Maduro’s foreign policy in Latin America is likely to be more pragmatic than “radical.” For the six years that he served as foreign minister until 2012, Maduro promoted Latin American unity, which culminated in the conference of the Community of Latin American and Caribbean States (CELAC) in Caracas in December 2011. The strategy of Latin American unity was novel and audacious, not so much with respect to the close relations with center-left president, such as those of Brazil and Argentina, but rather the inclusion of governments on the other side of the political spectrum, such as those of Colombia and Chile. These efforts, however, have not been without their downsides, which sometimes place the government in an awkward position. Thus, for instance, at Chávez’s funeral ceremony in Caracas, Maduro recognized the presence of Honduran president Porfirio Lobo, whose legitimacy has been widely questioned, and then greeted the nation’s ousted president Manuel Zelaya. Lobo was grateful for the agreement that Chávez and Colombian president Juan Manuel Santos brokered during Maduro’s stint as Foreign Minister whereby Honduras was readmitted into the Organization of American States.
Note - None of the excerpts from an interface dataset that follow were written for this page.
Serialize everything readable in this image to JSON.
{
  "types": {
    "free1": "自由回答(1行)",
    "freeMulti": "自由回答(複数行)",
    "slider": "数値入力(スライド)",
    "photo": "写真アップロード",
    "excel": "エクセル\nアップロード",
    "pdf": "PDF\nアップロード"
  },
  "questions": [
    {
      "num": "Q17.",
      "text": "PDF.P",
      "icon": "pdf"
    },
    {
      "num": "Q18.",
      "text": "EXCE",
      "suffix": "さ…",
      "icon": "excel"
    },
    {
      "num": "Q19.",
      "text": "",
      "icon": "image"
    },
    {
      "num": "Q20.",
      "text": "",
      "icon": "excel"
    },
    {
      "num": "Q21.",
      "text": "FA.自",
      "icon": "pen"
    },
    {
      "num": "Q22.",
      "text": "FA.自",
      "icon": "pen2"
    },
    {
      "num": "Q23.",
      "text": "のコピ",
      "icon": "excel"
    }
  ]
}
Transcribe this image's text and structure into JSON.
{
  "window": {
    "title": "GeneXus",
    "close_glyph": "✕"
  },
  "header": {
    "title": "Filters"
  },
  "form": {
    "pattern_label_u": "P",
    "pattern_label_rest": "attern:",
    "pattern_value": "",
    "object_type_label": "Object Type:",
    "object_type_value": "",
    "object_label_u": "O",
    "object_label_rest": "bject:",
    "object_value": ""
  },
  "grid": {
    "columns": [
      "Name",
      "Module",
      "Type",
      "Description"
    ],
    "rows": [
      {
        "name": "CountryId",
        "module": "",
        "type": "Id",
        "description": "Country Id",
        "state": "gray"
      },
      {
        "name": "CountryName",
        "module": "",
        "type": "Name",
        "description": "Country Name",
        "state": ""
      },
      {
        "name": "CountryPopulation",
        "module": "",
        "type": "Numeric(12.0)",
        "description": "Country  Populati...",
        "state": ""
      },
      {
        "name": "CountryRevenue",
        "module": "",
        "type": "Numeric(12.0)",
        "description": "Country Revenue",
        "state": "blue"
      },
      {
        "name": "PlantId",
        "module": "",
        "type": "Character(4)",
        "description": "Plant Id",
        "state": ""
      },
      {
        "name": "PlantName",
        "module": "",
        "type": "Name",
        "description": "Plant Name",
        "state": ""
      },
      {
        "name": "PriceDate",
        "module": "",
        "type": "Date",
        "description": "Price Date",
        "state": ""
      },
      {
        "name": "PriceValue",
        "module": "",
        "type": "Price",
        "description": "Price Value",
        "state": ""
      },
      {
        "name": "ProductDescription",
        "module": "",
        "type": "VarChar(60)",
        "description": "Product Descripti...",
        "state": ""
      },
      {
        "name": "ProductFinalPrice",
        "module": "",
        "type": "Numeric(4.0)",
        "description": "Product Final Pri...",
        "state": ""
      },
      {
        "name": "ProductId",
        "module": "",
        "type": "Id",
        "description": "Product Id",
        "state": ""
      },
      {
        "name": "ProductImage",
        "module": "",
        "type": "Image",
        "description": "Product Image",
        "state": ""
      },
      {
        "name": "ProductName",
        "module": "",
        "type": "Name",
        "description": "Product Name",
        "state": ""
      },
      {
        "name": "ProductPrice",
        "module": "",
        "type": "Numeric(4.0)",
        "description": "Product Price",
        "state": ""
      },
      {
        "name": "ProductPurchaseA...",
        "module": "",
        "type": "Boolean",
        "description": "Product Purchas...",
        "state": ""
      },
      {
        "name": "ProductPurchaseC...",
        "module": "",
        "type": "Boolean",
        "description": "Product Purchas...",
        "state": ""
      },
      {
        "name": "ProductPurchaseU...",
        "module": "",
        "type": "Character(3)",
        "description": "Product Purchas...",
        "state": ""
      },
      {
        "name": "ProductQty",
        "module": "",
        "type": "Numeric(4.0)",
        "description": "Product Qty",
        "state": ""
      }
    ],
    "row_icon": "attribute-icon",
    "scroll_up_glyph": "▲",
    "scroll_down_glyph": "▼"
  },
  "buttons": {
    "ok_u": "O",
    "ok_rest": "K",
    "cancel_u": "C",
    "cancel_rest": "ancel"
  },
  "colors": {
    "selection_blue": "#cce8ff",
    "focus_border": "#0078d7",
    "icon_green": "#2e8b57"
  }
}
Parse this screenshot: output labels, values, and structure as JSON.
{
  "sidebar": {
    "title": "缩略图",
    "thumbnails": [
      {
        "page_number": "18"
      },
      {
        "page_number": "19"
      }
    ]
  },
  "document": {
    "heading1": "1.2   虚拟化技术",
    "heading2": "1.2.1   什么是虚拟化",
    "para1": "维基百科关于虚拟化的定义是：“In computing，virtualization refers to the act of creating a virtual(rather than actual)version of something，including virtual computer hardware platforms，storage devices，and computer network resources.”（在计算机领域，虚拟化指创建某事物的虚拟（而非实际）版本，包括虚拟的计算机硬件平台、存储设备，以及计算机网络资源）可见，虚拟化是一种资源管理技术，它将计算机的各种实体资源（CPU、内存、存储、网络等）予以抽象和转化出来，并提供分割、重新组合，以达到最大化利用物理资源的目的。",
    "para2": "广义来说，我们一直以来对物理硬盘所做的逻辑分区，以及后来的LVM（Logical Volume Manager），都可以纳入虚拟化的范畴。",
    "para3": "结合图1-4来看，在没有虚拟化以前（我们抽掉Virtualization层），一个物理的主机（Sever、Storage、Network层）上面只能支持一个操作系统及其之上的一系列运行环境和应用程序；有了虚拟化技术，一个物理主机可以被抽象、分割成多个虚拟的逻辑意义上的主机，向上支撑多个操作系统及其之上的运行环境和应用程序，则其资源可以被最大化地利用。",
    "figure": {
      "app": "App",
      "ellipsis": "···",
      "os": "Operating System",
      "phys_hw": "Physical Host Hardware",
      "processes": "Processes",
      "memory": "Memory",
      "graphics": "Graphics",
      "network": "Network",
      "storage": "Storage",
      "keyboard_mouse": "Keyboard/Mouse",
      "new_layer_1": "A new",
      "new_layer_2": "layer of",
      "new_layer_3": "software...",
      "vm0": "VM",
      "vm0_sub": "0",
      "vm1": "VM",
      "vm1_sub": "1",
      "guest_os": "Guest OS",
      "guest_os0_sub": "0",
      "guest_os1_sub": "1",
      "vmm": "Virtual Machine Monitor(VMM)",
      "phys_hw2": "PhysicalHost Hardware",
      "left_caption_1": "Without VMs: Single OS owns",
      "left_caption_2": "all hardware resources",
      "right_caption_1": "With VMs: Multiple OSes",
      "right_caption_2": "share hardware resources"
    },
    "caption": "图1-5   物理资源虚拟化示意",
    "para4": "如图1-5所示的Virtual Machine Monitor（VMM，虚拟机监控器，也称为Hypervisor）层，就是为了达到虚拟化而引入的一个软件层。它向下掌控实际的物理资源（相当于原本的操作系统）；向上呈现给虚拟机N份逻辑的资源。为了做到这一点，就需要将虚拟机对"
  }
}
Several weeks after Chávez’s death, a grouping of Latin American leftist parties, the São Paulo Forum, met in Caracas to pay tribute to the deceased leader. There was a certain irony to the eulogy because Chávez had met with the same organization in 1996 in San Salvador where, in his own words, he was viewed by some as “a coup-mongering colonel.” The Caracas meeting was designed to sum up the important features of Chávez’s legacy. Speaking at the forum, Bolivia’s Vice-President Alvaro García Linera looked straight at Nicolás Maduro sitting just a few yards away and stated what he considered to be one of Chávez’s basic teachings: “There is no revolution that sustains itself without advancing; a revolutionary process that stagnates allows the adversary to retake the initiative. What President Chávez taught us was audacity, audacity and more audacity.”
García Linera’s remark resembles the notion of “permanent revolution” long preached by Trotskyists. But many Trotskyists have applied the idea dogmatically, ruling out any compromise whatsoever and basically striking out simultaneously in all directions. In contrast, Chávez aimed at individual targets. All would indicate that this strategy has been assimilated by Maduro and other Chavista leaders. While Maduro’s lower voter percentage in April will slow down the government’s pace, a deepening of the process of change can be expected, although one selective step at a time.
Steve Ellner, professor of economic history at the Universidad de Oriente, Venezuela, is the coordinator of “Latin America’s Radical Left in Power: Complexities and Challenges in the Twenty-First Century,” published in the May issue of Latin American Perspectives.
Read the rest of NACLA's Summer 2013 issue: "Chavismo After Chávez: What Was Created? What Remains?"